As The World Turns

The speculative bubble in silver that I recently wrote about has apparently burst.

Meanwhile it's no surprise that President Obama's proposal for new economic stimulus are getting little traction in an oppositional Congress. Whether it will serve Democrats well as a platform for election in 2012, time will tell. I am heartened that he did propose cutting some expenditures, a courageous step in this environment. 

To those who see no problem with continuing to run huge deficits, I offer this graph.

As a percentage of gross domestic product, our federal debt is now twice what it was at the end of the Roosevelt stimulus programs. We are on our way to a level of debt not matched since the peak of World War II, when the future direction of civilization was in doubt. Even so, in the 1940s most of the creditors of the U.S. government were U.S. citizens; we owed the money to one another. Today a significant (and growing) portion of our debt is being funded externally, e.g. by the Chinese. That's a practical, not xenophobic, concern.

On the subject of Obama's proposed alternative minimum tax: we have had an AMT since 1969. Yes, it was adopted under President Richard Nixon, a Republican. I have no disagreement with an AMT applied to ordinary income, although I would hope that the new AMT is simpler to calculate than the existing one. However, applying a new AMT to capital gains income is worrisome. 

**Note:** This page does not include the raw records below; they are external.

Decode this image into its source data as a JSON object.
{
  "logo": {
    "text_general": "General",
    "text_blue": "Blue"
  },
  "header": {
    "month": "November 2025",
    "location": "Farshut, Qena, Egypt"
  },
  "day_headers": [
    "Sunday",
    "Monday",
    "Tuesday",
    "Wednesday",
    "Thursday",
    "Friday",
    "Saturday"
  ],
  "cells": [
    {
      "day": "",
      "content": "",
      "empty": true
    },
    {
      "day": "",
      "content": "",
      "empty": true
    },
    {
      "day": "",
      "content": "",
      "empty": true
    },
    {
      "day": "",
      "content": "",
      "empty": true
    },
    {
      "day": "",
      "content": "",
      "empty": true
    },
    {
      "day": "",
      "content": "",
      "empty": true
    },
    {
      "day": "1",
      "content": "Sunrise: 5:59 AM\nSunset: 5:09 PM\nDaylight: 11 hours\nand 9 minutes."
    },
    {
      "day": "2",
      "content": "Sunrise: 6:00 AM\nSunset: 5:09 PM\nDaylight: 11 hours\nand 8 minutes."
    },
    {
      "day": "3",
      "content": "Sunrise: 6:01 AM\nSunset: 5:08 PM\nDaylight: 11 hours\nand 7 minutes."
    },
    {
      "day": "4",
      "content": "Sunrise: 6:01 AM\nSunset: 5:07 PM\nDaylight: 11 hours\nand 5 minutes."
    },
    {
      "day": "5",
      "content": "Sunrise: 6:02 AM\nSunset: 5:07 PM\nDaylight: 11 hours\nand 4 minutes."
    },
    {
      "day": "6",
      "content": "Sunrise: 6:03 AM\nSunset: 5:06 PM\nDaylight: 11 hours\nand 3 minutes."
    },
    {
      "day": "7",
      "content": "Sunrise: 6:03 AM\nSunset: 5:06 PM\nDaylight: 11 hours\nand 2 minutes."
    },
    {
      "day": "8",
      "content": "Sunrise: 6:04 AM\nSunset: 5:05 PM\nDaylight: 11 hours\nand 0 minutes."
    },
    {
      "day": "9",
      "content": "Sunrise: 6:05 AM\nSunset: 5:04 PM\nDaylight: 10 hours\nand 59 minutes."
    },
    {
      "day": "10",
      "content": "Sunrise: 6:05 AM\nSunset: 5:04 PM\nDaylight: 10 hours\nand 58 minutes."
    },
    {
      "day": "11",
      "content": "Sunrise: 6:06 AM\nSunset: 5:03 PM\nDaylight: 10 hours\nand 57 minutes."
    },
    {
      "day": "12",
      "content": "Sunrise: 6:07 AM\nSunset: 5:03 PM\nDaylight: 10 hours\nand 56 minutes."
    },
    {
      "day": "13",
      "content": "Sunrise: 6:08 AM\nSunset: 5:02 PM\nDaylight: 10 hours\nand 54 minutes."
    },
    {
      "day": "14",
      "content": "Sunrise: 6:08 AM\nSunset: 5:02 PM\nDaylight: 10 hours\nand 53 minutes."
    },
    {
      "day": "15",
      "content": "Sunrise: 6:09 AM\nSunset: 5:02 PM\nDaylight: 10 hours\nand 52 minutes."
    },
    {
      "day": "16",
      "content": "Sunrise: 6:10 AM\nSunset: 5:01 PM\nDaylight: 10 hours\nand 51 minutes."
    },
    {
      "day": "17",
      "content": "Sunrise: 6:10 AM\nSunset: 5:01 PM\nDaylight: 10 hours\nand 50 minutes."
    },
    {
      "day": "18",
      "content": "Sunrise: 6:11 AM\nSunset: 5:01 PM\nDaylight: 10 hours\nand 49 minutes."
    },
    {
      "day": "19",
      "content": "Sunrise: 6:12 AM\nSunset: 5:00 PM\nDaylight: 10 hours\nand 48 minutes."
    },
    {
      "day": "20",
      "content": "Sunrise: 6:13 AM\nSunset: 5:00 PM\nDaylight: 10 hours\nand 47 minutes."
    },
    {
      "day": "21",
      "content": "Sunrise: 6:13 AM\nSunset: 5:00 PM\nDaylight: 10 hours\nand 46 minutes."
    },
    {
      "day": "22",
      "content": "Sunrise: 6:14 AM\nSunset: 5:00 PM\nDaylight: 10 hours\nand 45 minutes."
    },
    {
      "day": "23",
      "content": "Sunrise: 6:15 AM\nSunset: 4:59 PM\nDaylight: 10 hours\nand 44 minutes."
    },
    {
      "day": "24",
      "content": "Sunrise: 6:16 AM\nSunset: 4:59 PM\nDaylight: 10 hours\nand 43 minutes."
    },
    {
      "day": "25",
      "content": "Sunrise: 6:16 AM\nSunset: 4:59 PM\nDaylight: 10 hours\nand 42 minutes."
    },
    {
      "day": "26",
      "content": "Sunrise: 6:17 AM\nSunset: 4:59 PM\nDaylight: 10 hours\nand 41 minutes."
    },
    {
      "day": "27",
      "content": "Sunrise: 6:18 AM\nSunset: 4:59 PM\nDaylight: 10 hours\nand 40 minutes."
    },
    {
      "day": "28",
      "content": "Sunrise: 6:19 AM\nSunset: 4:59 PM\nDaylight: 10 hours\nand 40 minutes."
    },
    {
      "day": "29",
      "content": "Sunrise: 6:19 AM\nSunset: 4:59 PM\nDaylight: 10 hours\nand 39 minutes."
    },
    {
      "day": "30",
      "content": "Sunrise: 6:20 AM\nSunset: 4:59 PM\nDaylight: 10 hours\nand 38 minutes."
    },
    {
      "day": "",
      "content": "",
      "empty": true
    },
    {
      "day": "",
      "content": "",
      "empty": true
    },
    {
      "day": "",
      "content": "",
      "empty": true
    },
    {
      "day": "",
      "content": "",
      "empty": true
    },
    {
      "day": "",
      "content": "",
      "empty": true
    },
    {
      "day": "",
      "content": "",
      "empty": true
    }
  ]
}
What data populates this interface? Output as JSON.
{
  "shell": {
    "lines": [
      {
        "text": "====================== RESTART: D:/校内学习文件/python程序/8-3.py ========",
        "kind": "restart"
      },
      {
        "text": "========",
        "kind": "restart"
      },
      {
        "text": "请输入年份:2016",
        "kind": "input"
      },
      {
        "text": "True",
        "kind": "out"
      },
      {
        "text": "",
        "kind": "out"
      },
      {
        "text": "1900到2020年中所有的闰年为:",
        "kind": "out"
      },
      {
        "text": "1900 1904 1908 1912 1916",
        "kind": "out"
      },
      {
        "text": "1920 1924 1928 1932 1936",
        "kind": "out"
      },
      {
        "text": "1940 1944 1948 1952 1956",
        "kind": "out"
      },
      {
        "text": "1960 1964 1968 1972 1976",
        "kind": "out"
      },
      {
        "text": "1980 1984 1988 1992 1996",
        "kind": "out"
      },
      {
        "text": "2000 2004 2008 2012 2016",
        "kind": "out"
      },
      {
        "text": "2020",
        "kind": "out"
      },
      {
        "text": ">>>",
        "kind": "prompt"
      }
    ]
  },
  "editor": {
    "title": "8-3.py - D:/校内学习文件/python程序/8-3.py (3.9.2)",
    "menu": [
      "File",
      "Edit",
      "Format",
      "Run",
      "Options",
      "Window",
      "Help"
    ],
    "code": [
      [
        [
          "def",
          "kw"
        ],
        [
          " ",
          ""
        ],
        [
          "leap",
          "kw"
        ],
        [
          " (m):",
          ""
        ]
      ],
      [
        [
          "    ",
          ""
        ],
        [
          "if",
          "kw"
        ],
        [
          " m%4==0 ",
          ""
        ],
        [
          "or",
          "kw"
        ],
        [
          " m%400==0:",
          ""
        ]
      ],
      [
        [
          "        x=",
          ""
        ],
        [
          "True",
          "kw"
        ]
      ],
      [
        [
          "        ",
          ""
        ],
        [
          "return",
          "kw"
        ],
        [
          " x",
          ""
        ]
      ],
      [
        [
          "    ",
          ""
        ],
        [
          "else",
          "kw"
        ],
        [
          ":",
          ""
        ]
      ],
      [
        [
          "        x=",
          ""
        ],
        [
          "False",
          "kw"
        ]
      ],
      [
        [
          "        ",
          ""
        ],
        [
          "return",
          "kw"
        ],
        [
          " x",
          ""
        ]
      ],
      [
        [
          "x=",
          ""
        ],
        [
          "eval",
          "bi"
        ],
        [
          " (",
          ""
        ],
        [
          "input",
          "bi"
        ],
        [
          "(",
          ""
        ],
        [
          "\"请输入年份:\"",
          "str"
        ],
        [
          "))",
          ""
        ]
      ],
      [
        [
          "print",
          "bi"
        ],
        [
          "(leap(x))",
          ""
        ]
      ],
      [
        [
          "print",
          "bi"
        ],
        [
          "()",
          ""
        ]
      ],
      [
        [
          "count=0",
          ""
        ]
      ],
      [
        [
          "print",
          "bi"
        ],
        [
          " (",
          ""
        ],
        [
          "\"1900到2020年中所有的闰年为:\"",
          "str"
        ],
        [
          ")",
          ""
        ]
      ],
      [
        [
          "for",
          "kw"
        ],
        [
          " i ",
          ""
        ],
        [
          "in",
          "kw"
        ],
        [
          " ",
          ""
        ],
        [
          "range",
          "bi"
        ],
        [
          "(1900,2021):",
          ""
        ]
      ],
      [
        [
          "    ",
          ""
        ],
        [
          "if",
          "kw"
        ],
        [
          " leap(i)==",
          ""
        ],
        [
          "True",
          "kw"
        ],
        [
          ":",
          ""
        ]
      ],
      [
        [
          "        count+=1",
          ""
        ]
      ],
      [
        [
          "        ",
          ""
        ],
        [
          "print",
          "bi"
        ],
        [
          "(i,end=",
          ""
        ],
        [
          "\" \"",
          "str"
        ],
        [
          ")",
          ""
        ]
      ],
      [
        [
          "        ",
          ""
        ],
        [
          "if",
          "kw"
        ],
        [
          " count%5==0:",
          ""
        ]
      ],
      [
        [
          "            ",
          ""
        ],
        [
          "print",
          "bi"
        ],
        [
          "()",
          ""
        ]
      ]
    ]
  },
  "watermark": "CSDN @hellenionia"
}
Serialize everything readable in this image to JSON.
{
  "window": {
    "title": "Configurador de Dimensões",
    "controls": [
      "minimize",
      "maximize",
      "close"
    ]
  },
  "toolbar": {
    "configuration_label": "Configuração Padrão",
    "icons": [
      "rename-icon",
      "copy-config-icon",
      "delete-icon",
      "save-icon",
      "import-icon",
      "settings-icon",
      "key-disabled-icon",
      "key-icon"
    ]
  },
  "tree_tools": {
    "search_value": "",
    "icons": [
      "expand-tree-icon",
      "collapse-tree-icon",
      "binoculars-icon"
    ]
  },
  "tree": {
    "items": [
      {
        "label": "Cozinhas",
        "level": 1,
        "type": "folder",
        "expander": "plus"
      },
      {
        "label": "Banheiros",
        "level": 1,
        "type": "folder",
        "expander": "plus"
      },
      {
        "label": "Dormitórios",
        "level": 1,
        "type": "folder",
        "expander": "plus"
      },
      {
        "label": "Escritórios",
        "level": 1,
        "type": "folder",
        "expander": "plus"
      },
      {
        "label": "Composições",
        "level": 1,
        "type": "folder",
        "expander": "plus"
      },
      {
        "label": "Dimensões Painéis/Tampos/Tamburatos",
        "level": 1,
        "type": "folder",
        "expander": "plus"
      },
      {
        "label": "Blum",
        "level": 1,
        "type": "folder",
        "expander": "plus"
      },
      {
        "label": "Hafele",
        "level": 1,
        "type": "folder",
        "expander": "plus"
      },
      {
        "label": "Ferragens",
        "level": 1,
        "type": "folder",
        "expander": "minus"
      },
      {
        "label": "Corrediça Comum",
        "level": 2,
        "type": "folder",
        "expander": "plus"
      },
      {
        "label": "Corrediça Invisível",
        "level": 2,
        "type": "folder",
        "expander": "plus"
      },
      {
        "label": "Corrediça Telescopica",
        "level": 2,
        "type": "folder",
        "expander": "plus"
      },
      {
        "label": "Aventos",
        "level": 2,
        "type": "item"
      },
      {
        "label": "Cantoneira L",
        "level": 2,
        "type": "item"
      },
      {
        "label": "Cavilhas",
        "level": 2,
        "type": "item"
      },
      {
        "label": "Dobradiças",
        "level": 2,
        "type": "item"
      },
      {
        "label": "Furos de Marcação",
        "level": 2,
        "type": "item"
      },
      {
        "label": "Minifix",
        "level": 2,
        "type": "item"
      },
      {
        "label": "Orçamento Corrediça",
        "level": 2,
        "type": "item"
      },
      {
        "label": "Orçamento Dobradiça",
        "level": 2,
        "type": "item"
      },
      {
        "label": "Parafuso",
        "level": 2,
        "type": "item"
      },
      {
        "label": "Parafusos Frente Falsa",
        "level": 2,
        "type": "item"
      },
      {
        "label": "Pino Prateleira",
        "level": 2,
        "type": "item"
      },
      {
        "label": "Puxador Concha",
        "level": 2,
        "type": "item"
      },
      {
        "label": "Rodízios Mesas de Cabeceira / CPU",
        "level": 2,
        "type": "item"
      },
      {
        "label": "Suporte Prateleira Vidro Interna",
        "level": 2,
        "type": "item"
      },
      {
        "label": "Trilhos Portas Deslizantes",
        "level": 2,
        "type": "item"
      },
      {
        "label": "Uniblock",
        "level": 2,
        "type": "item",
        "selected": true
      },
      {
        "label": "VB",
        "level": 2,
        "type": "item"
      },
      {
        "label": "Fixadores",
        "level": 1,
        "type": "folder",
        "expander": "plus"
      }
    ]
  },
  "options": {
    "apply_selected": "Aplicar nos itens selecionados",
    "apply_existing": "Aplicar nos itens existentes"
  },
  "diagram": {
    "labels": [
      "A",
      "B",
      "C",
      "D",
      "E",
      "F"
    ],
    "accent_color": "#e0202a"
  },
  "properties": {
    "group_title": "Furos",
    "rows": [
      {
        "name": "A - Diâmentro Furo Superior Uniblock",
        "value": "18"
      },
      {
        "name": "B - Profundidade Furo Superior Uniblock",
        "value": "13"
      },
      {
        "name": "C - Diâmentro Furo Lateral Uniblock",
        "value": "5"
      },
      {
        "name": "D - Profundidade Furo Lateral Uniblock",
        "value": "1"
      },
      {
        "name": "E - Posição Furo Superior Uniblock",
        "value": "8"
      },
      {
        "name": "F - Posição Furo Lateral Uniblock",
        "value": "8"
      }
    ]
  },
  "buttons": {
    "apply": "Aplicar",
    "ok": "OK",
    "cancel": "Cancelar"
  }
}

People like Warren Buffet derive most of their wealth from capital gains which generally are the consequence of profit that has already been taxed (or should be) at the corporate level; that's one of the reasons why we tax capital gains at lower rates than ordinary income.

What would make more sense than applying AMT to capital gains is a simplified corporate tax structure with no loopholes and a lower marginal tax rate, with an overall increase in the take from corporations. We should add a requirement that companies with excess cash on hand, such as Apple, disburse the excess gradually to shareholders in the form of dividends that are taxable.

The U.S. presently has one of the highest corporate tax rates in the world -- which naturally drives corporations to Congress in search of special treatment. It also drives corporations into overseas jurisdictions, with a loss of American jobs. Both of those behaviors are unhelpful in the current climate. Therefore I'm disappointed that President Obama appears unwilling to tackle corporate tax reform. To that extent, my friends who decry the impact of corporations on the contemporary political scene are on target.